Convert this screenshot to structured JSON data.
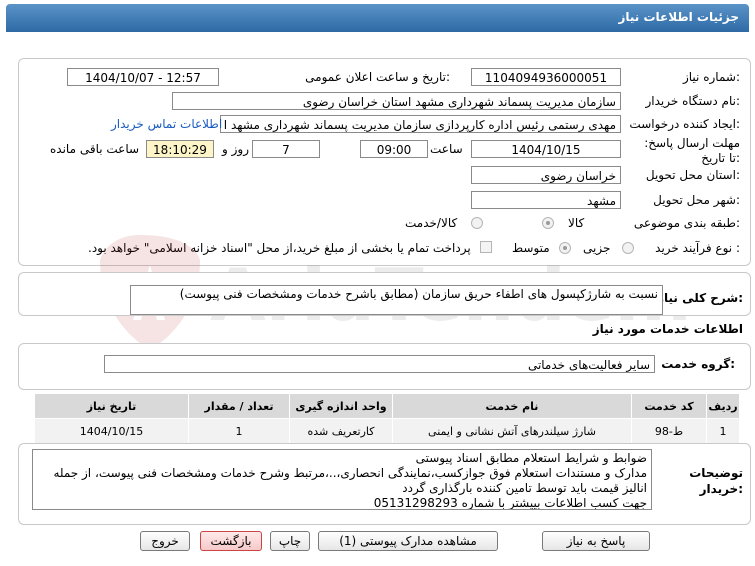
{
  "header": {
    "title": "جزئیات اطلاعات نیاز"
  },
  "labels": {
    "need_number": "شماره نیاز:",
    "announce_datetime": "تاریخ و ساعت اعلان عمومی:",
    "buyer_org": "نام دستگاه خریدار:",
    "request_creator": "ایجاد کننده درخواست:",
    "contact_link": "اطلاعات تماس خریدار",
    "reply_deadline": "مهلت ارسال پاسخ: تا تاریخ:",
    "time": "ساعت",
    "day_and": "روز و",
    "remaining": "ساعت باقی مانده",
    "delivery_province": "استان محل تحویل:",
    "delivery_city": "شهر محل تحویل:",
    "category": "طبقه بندی موضوعی:",
    "purchase_type": "نوع فرآیند خرید :",
    "need_summary": "شرح کلی نیاز:",
    "services_info": "اطلاعات خدمات مورد نیاز",
    "service_group": "گروه خدمت:",
    "buyer_notes": "توضیحات خریدار:"
  },
  "fields": {
    "need_number": "1104094936000051",
    "announce_datetime": "1404/10/07 - 12:57",
    "buyer_org": "سازمان مدیریت پسماند شهرداری مشهد استان خراسان رضوی",
    "request_creator": "مهدی رستمی رئیس اداره کارپردازی سازمان مدیریت پسماند شهرداری مشهد ا",
    "reply_date": "1404/10/15",
    "reply_time": "09:00",
    "days": "7",
    "remaining_time": "18:10:29",
    "delivery_province": "خراسان رضوی",
    "delivery_city": "مشهد",
    "need_summary": "نسبت به شارژکپسول های اطفاء حریق سازمان (مطابق باشرح خدمات ومشخصات فنی پیوست)",
    "service_group": "سایر فعالیت‌های خدماتی"
  },
  "category_options": [
    {
      "label": "کالا",
      "selected": true
    },
    {
      "label": "کالا/خدمت",
      "selected": false
    }
  ],
  "purchase_options": [
    {
      "label": "جزیی",
      "selected": false
    },
    {
      "label": "متوسط",
      "selected": true
    }
  ],
  "payment_note": "پرداخت تمام یا بخشی از مبلغ خرید،از محل \"اسناد خزانه اسلامی\" خواهد بود.",
  "table": {
    "headers": [
      "ردیف",
      "کد خدمت",
      "نام خدمت",
      "واحد اندازه گیری",
      "تعداد / مقدار",
      "تاریخ نیاز"
    ],
    "rows": [
      [
        "1",
        "ط-98",
        "شارژ سیلندرهای آتش نشانی و ایمنی",
        "کارتعریف شده",
        "1",
        "1404/10/15"
      ]
    ]
  },
  "notes": [
    "ضوابط و شرایط استعلام مطابق اسناد پیوستی",
    "مدارک و مستندات استعلام فوق جوازکسب،نمایندگی انحصاری،..،مرتبط وشرح خدمات ومشخصات فنی پیوست، از جمله",
    "انالیز قیمت باید توسط تامین کننده بارگذاری گردد",
    "جهت کسب اطلاعات بییشتر با شماره 05131298293"
  ],
  "buttons": {
    "reply": "پاسخ به نیاز",
    "view_attachments": "مشاهده مدارک پیوستی (1)",
    "print": "چاپ",
    "back": "بازگشت",
    "exit": "خروج"
  },
  "watermark": {
    "text": "AriaTender.net"
  }
}
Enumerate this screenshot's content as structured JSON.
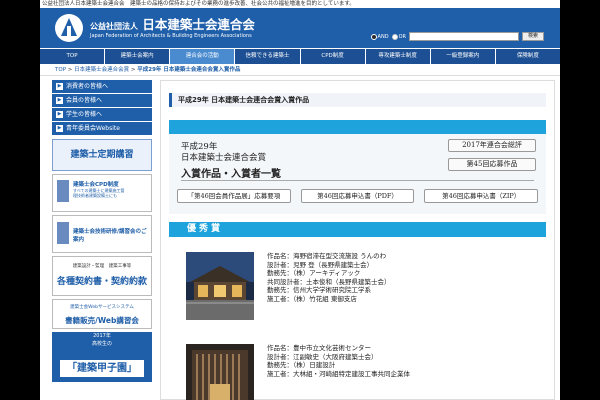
{
  "topline": "公益社団法人日本建築士会連合会　建築士の品格の保持およびその業務の進歩改善、社会公共の福祉増進を目的としています。",
  "header": {
    "org_prefix": "公益社団法人",
    "org_name": "日本建築士会連合会",
    "org_en": "Japan Federation of Architects & Building Engineers Associations",
    "radio_and": "AND",
    "radio_or": "OR",
    "search_placeholder": "",
    "search_button": "検索"
  },
  "nav": [
    {
      "label": "TOP",
      "active": false
    },
    {
      "label": "建築士会案内",
      "active": false
    },
    {
      "label": "連合会の活動",
      "active": true
    },
    {
      "label": "信頼できる建築士",
      "active": false
    },
    {
      "label": "CPD制度",
      "active": false
    },
    {
      "label": "専攻建築士制度",
      "active": false
    },
    {
      "label": "一級登録案内",
      "active": false
    },
    {
      "label": "保険制度",
      "active": false
    }
  ],
  "breadcrumb": {
    "top": "TOP",
    "sep": ">",
    "level1": "日本建築士会連合会賞",
    "current": "平成29年 日本建築士会連合会賞入賞作品"
  },
  "sidebar": {
    "links": [
      "消費者の皆様へ",
      "会員の皆様へ",
      "学生の皆様へ",
      "青年委員会Website"
    ],
    "kouza": "建築士定期講習",
    "cpd_title": "建築士会CPD制度",
    "cpd_sub": "すべての建築士に建築施工管理技術者建築設備士にも",
    "gijutsu_title": "建築士会技術研修/講習会のご案内",
    "keiyaku_top": "建築設計・監理　建築工事等",
    "keiyaku_main": "各種契約書・契約約款",
    "shoseki_top": "建築士会Webサービスシステム",
    "shoseki_main": "書籍販売/Web講習会",
    "koshien_year": "2017年",
    "koshien_label": "高校生の",
    "koshien_main": "「建築甲子園」"
  },
  "content": {
    "heading": "平成29年 日本建築士会連合会賞入賞作品",
    "award_line1": "平成29年",
    "award_line2": "日本建築士会連合会賞",
    "award_line3": "入賞作品・入賞者一覧",
    "btn_soshi": "2017年連合会総評",
    "btn_sakuhin": "第45回応募作品",
    "dl_buttons": [
      "「第46回会員作品展」応募要項",
      "第46回応募申込書（PDF）",
      "第46回応募申込書（ZIP）"
    ],
    "yushu": "優秀賞",
    "entries": [
      {
        "work": "作品名：海野宿滞在型交流施設 うんのわ",
        "designer": "設計者：児野 登（長野県建築士会）",
        "office": "勤務先：（株）アーキディアック",
        "co_designer": "共同設計者：土本俊和（長野県建築士会）",
        "co_office": "勤務先：信州大学学術研究院工学系",
        "builder": "施工者：（株）竹花組 東御支店"
      },
      {
        "work": "作品名：豊中市立文化芸術センター",
        "designer": "設計者：江副敏史（大阪府建築士会）",
        "office": "勤務先：（株）日建設計",
        "co_designer": "",
        "co_office": "",
        "builder": "施工者：大林組・河崎組特定建設工事共同企業体"
      }
    ]
  },
  "colors": {
    "brand_blue": "#1f5ea8",
    "nav_active": "#4a8bd0",
    "section_cyan": "#1fa3dc"
  }
}
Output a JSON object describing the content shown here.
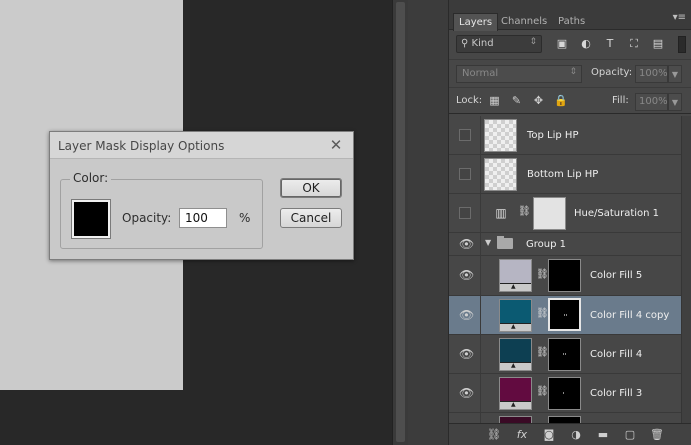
{
  "dialog": {
    "title": "Layer Mask Display Options",
    "color_group_label": "Color:",
    "color_swatch": "#000000",
    "opacity_label": "Opacity:",
    "opacity_value": "100",
    "percent_sign": "%",
    "ok_label": "OK",
    "cancel_label": "Cancel",
    "close_glyph": "✕"
  },
  "panel": {
    "tabs": [
      {
        "label": "Layers",
        "active": true
      },
      {
        "label": "Channels",
        "active": false
      },
      {
        "label": "Paths",
        "active": false
      }
    ],
    "menu_glyph": "▾≡",
    "filter": {
      "kind_label": "Kind",
      "kind_glyph": "⚲",
      "dropdown_glyph": "⇕",
      "icon_glyphs": [
        "▣",
        "◐",
        "T",
        "⛶",
        "▤"
      ]
    },
    "blend": {
      "mode": "Normal",
      "dropdown_glyph": "⇕",
      "opacity_label": "Opacity:",
      "opacity_value": "100%",
      "fill_label": "Fill:",
      "fill_value": "100%",
      "arrow_glyph": "▼"
    },
    "lock": {
      "label": "Lock:",
      "icon_glyphs": [
        "▦",
        "✎",
        "✥",
        "🔒"
      ]
    },
    "layers": [
      {
        "name": "Top Lip HP",
        "type": "pixel",
        "visible": false
      },
      {
        "name": "Bottom Lip HP",
        "type": "pixel",
        "visible": false
      },
      {
        "name": "Hue/Saturation 1",
        "type": "adjustment",
        "visible": false
      },
      {
        "name": "Group 1",
        "type": "group",
        "visible": true
      },
      {
        "name": "Color Fill 5",
        "type": "fill",
        "visible": true,
        "color": "#b6b5c3"
      },
      {
        "name": "Color Fill 4 copy",
        "type": "fill",
        "visible": true,
        "color": "#0b5a72",
        "selected": true
      },
      {
        "name": "Color Fill 4",
        "type": "fill",
        "visible": true,
        "color": "#0d3f52"
      },
      {
        "name": "Color Fill 3",
        "type": "fill",
        "visible": true,
        "color": "#620b40"
      },
      {
        "name": "",
        "type": "fill",
        "visible": true,
        "color": "#3a0a25"
      }
    ],
    "glyphs": {
      "eye": "👁",
      "chain": "⛓",
      "disclose": "▼",
      "adjustment": "▥"
    },
    "bottom_icons": [
      "⛓",
      "fx",
      "◙",
      "◑",
      "▬",
      "▢",
      "🗑"
    ]
  }
}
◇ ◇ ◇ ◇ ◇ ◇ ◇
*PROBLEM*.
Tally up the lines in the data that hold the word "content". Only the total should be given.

*ANSWER BOX*.
3